Thursday, July 19, 2012

200 Years Later

Sometimes fact is stranger than fiction; sometimes it’s equally strange.  According to Leonard Wibberley, author of The Mouse that Roared, in 1955, the Duchy of Grand Fenwick had armed forces comprised of 700 bowmen and 20 men-at-arms.  Its most advanced weapon was the longbow.  Nevertheless, this small country declared war on the then nuclear-armed United States, and subsequently launched an invasion against the US.

If we turn back the pages of history 200 years, United States in 1812 was a fledgling country with fewer than 7000 troops and a navy of only 16 warships.  It nevertheless decided to declare war on Great Britain, arguably the most powerful nation in the world at the time.  Britain had an army of over a quarter of a million men, and a navy of 600 warships.

What boosted American confidence was Canada, the low-hanging fruit.  At the time, the population of Canada was a mere 300,000; compared with America’s 8 million.  Thomas Jefferson had declared, “The acquisition of Canada, this year … will be a mere matter of marching.”  Jefferson’s words returned to haunt him after the first two attempts at invasion ended by the complete surrender of American forces.

The American navy fared better.  Although we had nowhere near the naval power to challenge the British strategically at sea, America won moral victories in single ship duals with British frigates.  We all learned of one such victory – the Constitution versus the Guerriere – in grade school.   It was disheartening enough to the British that George Canning, Britain’s foreign secretary, told parliament that these American victories threatened nothing less than “the sacred spell of the invincibility” of the royal navy.

The real turning points in the war, however, were the American naval victories of Commodore Oliver Perry in the battle of Lake Erie and Commodore Thomas MacDonough  (any relation?) in the battle of Lake Champlain.  These thwarted British invasions of the US from the north and, when the Duke of Wellington advised his government that no victory in America could be achieved without naval superiority in the Great Lakes, a peace treaty was only a matter of time.

The War of 1812 was not James Madison’s finest hour.  His refusal to make full use of the navy and the bungled attempts at the invasion of Canada showed him to be something other than a man of action.

Madison, however, by the end of the war, distinguished himself in two ways.  First, he showed that he could learn and at some point began to recognize the importance of a strong American navy.  But, more importantly, throughout the entire conflict, he stuck to his republican principles.  Unlike the Federalists who, during the quasi war with France in 1789 passed the alien and sedition act and otherwise tried to suppress the opposition, Madison, as one admirer put it, withstood widespread opposition to the war, “without one trial for treason or even one prosecution for libel.”  

Anton Otto painting depicting the victory of the USS Constitution over HMS Guerriere  
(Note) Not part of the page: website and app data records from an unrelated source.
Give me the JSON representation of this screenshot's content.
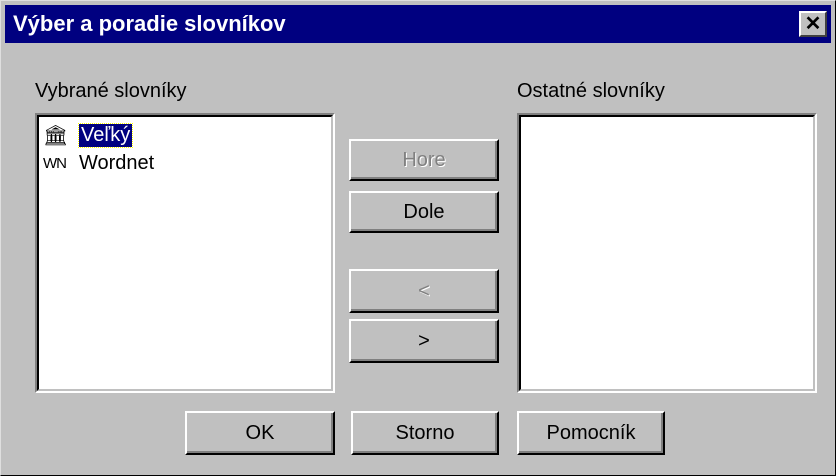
{
  "dialog": {
    "title": "Výber a poradie slovníkov",
    "close_glyph": "✕"
  },
  "left_panel": {
    "label": "Vybrané slovníky",
    "items": [
      {
        "icon": "bank-icon",
        "icon_text": "🏛",
        "label": "Veľký",
        "selected": true
      },
      {
        "icon": "wn-text-icon",
        "icon_text": "WN",
        "label": "Wordnet",
        "selected": false
      }
    ]
  },
  "right_panel": {
    "label": "Ostatné slovníky",
    "items": []
  },
  "buttons": {
    "up": "Hore",
    "down": "Dole",
    "move_left": "<",
    "move_right": ">",
    "ok": "OK",
    "cancel": "Storno",
    "help": "Pomocník"
  }
}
1 comment:

James R said...

Fact does sometimes appear to be stranger than fiction, as for some strange coincidence, Bill, Pete and I were all talking about this recently. Or was it Steve and Ted and Bill and I? Sometimes fact is fiction. In any case, we were trying to come up with a decent reason why the U.S. started the War of 1812. I think Steve (yes, Steve must have been there) convinced us that it was mainly to grab territory from Canada. (I guess most countries' wars are the desire to take land from your neighbors.)

Now, is the Mouse that Roared symmetry about the tiny U.S. defeating the mighty Great Britain (for the 2nd time) or about the tiny Canada defeating the mighty U.S. invasion?

Incidentally (from Wikipedia),
"Canada also emerged from the war with a heightened sense of national feeling and solidarity, having repelled multiple American invasions. Battles such as the Battle of Queenston Heights and the Battle of Crysler's Farm became iconic for English-speaking Canadians. In Canada, especially Ontario, memory of the war retains national significance, as the invasions were largely perceived by Canadians as an annexation attempt by America seeking to expand US territory. In Canada, numerous ceremonies are scheduled in 2012 to commemorate a Canadian victory."